## TASK DESCRIPTION
Among the entries that follow, find every line with the word "JSON" and copy it.

—————

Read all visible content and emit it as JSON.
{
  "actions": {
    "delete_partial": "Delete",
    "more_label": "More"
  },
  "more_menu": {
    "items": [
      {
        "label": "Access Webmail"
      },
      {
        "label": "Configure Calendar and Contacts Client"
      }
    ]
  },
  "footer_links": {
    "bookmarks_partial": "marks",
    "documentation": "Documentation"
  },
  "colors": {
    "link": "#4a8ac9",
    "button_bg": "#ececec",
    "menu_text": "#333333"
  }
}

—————

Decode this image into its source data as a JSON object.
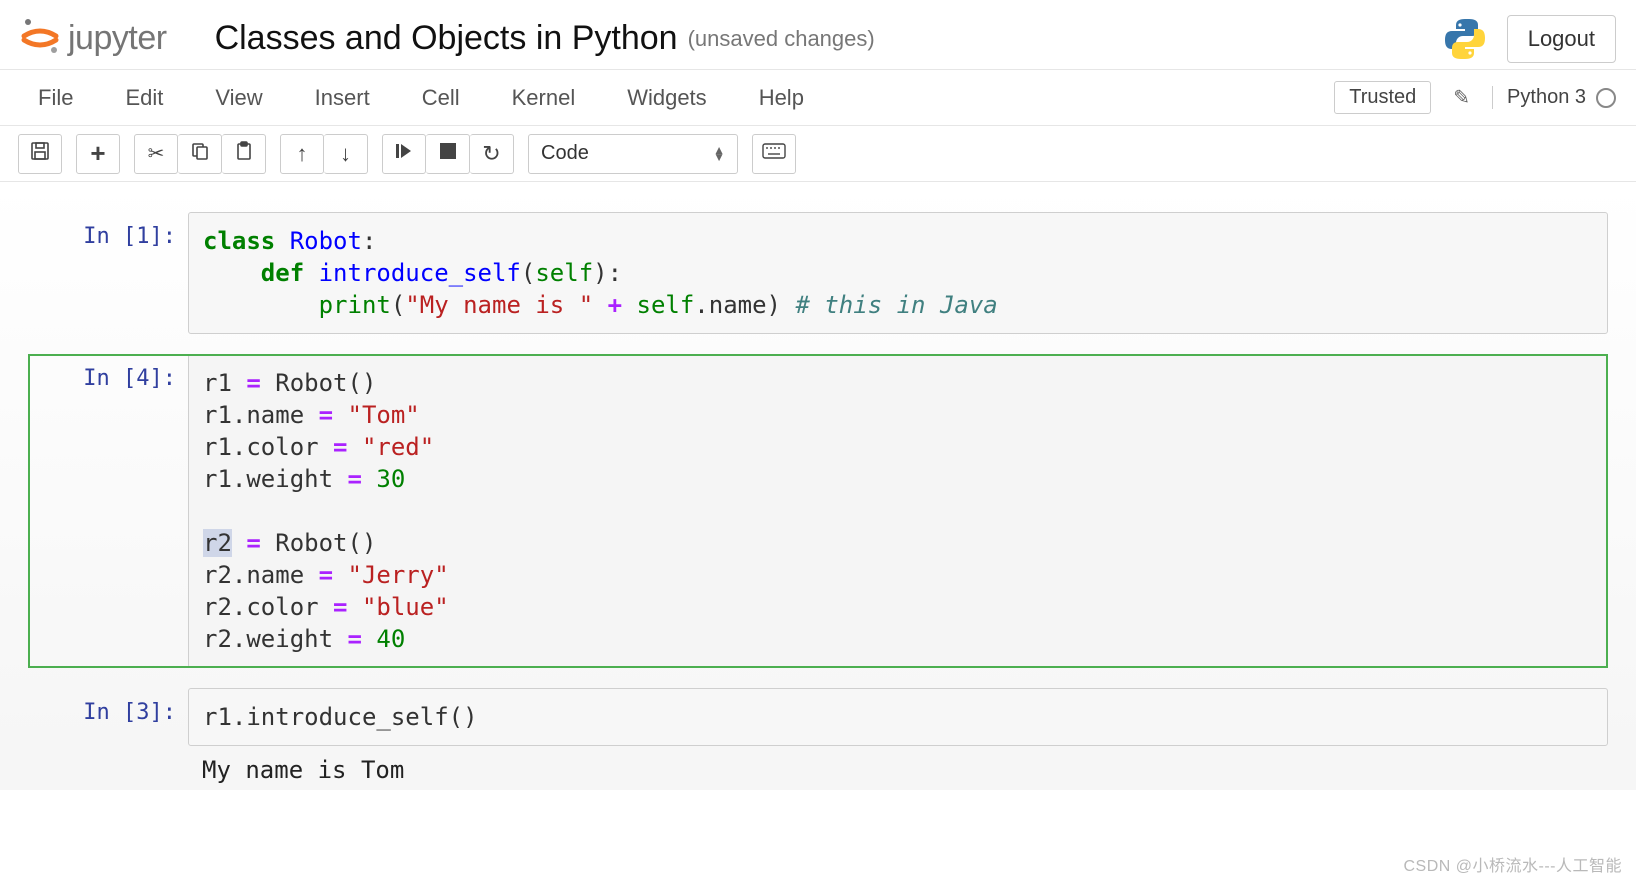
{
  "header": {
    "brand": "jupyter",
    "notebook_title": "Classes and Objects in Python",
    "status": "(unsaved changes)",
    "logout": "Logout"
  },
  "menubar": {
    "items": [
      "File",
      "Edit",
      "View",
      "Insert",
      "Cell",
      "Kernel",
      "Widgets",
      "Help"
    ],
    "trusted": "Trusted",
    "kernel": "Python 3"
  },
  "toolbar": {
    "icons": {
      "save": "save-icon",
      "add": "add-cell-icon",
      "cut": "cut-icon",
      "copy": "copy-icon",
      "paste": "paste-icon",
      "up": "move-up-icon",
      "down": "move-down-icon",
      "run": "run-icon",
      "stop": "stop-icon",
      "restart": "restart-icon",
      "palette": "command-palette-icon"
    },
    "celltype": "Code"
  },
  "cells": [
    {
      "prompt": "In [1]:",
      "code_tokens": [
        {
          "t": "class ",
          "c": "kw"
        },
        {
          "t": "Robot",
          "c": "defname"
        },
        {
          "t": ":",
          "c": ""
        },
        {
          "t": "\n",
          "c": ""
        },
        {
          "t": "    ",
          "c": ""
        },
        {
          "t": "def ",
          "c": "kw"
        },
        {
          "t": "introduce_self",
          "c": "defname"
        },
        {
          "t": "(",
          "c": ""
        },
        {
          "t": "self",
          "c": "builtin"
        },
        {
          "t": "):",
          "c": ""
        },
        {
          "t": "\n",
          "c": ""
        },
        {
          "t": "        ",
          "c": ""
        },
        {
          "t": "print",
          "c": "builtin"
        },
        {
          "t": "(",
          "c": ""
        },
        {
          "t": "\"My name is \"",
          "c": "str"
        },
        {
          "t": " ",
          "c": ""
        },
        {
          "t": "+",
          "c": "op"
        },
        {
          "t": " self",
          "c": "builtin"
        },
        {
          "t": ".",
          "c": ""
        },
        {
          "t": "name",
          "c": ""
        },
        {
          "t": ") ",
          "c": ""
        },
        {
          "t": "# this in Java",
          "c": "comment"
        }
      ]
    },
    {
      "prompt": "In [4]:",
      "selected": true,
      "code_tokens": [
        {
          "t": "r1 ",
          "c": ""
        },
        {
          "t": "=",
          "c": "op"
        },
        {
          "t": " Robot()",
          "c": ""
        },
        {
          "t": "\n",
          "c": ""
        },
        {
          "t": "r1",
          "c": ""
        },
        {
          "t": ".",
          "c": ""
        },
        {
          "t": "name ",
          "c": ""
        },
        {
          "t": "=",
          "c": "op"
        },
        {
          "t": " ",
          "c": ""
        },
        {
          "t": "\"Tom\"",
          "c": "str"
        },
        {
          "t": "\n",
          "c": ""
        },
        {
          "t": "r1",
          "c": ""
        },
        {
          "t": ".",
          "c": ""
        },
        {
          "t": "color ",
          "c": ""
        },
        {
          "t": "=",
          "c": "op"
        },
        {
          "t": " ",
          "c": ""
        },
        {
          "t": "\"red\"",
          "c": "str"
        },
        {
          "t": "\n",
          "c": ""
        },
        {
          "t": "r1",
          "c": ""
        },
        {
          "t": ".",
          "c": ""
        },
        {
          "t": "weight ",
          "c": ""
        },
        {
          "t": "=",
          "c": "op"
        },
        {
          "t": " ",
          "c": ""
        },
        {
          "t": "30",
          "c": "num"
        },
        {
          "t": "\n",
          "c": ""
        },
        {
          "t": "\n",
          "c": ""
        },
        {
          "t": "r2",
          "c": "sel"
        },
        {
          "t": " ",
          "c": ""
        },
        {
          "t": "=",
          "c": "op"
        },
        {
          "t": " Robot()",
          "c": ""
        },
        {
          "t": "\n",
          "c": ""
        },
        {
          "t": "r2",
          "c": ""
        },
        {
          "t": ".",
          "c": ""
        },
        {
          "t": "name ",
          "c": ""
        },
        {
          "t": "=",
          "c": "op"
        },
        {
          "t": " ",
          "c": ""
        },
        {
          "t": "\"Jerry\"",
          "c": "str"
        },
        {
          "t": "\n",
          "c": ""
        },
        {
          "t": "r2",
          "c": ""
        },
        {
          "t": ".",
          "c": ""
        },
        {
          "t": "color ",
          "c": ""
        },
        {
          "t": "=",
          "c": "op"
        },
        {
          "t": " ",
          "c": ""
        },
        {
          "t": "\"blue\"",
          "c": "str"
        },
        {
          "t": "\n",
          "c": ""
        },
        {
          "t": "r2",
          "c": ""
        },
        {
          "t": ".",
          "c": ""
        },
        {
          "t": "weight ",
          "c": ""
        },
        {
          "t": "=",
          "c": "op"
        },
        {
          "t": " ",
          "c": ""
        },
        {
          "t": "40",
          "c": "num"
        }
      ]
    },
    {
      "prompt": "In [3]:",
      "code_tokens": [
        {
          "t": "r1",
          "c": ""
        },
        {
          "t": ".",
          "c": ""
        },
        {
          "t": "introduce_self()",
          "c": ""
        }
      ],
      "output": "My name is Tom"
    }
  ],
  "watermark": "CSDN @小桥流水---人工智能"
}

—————

## RESULT FOR THIS TASK
Read all visible content and emit it as JSON.
Decode this image into its source data as a JSON object.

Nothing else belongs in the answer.